# Assignment:
The data below should be restated word for word, pictures omitted.

# Material for this exercise:
********************
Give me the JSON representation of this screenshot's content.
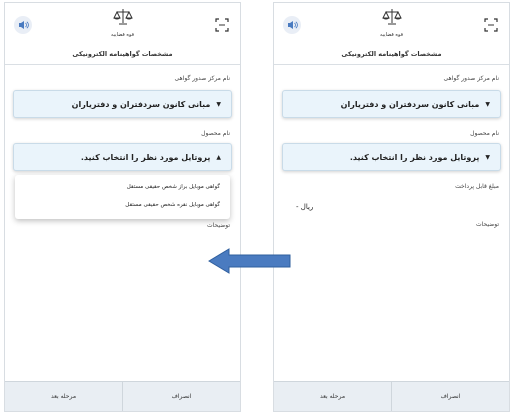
{
  "left_screen": {
    "header": {
      "emblem_caption": "قوه قضاییه",
      "left_icon": "speaker-icon",
      "right_icon": "scan-icon"
    },
    "title": "مشخصات گواهینامه الکترونیکی",
    "issuer_label": "نام مرکز صدور گواهی",
    "issuer_value": "مبانی کانون سردفتران و دفتریاران",
    "product_label": "نام محصول",
    "product_placeholder": "پروتایل مورد نظر را انتخاب کنید.",
    "options": [
      "گواهی موبایل براز شخص حقیقی مستقل",
      "گواهی موبایل نقره شخص حقیقی مستقل"
    ],
    "description_label": "توضیحات",
    "footer": {
      "cancel": "انصراف",
      "next": "مرحله بعد"
    }
  },
  "right_screen": {
    "header": {
      "emblem_caption": "قوه قضاییه",
      "left_icon": "speaker-icon",
      "right_icon": "scan-icon"
    },
    "title": "مشخصات گواهینامه الکترونیکی",
    "issuer_label": "نام مرکز صدور گواهی",
    "issuer_value": "مبانی کانون سردفتران و دفتریاران",
    "product_label": "نام محصول",
    "product_placeholder": "پروتایل مورد نظر را انتخاب کنید.",
    "payable_label": "مبلغ قابل پرداخت",
    "payable_value": "- ریال",
    "description_label": "توضیحات",
    "footer": {
      "cancel": "انصراف",
      "next": "مرحله بعد"
    }
  },
  "arrow": {
    "direction": "left",
    "color": "#4a7bc0"
  },
  "colors": {
    "select_bg": "#eaf4fb",
    "footer_bg": "#e9eef3"
  }
}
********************
# Solution to this task:
Give me the JSON representation of this screenshot's content.
{
  "left_screen": {
    "header": {
      "emblem_caption": "قوه قضاییه",
      "left_icon": "speaker-icon",
      "right_icon": "scan-icon"
    },
    "title": "مشخصات گواهینامه الکترونیکی",
    "issuer_label": "نام مرکز صدور گواهی",
    "issuer_value": "مبانی کانون سردفتران و دفتریاران",
    "product_label": "نام محصول",
    "product_placeholder": "پروتایل مورد نظر را انتخاب کنید.",
    "options": [
      "گواهی موبایل براز شخص حقیقی مستقل",
      "گواهی موبایل نقره شخص حقیقی مستقل"
    ],
    "description_label": "توضیحات",
    "footer": {
      "cancel": "انصراف",
      "next": "مرحله بعد"
    }
  },
  "right_screen": {
    "header": {
      "emblem_caption": "قوه قضاییه",
      "left_icon": "speaker-icon",
      "right_icon": "scan-icon"
    },
    "title": "مشخصات گواهینامه الکترونیکی",
    "issuer_label": "نام مرکز صدور گواهی",
    "issuer_value": "مبانی کانون سردفتران و دفتریاران",
    "product_label": "نام محصول",
    "product_placeholder": "پروتایل مورد نظر را انتخاب کنید.",
    "payable_label": "مبلغ قابل پرداخت",
    "payable_value": "- ریال",
    "description_label": "توضیحات",
    "footer": {
      "cancel": "انصراف",
      "next": "مرحله بعد"
    }
  },
  "arrow": {
    "direction": "left",
    "color": "#4a7bc0"
  },
  "colors": {
    "select_bg": "#eaf4fb",
    "footer_bg": "#e9eef3"
  }
}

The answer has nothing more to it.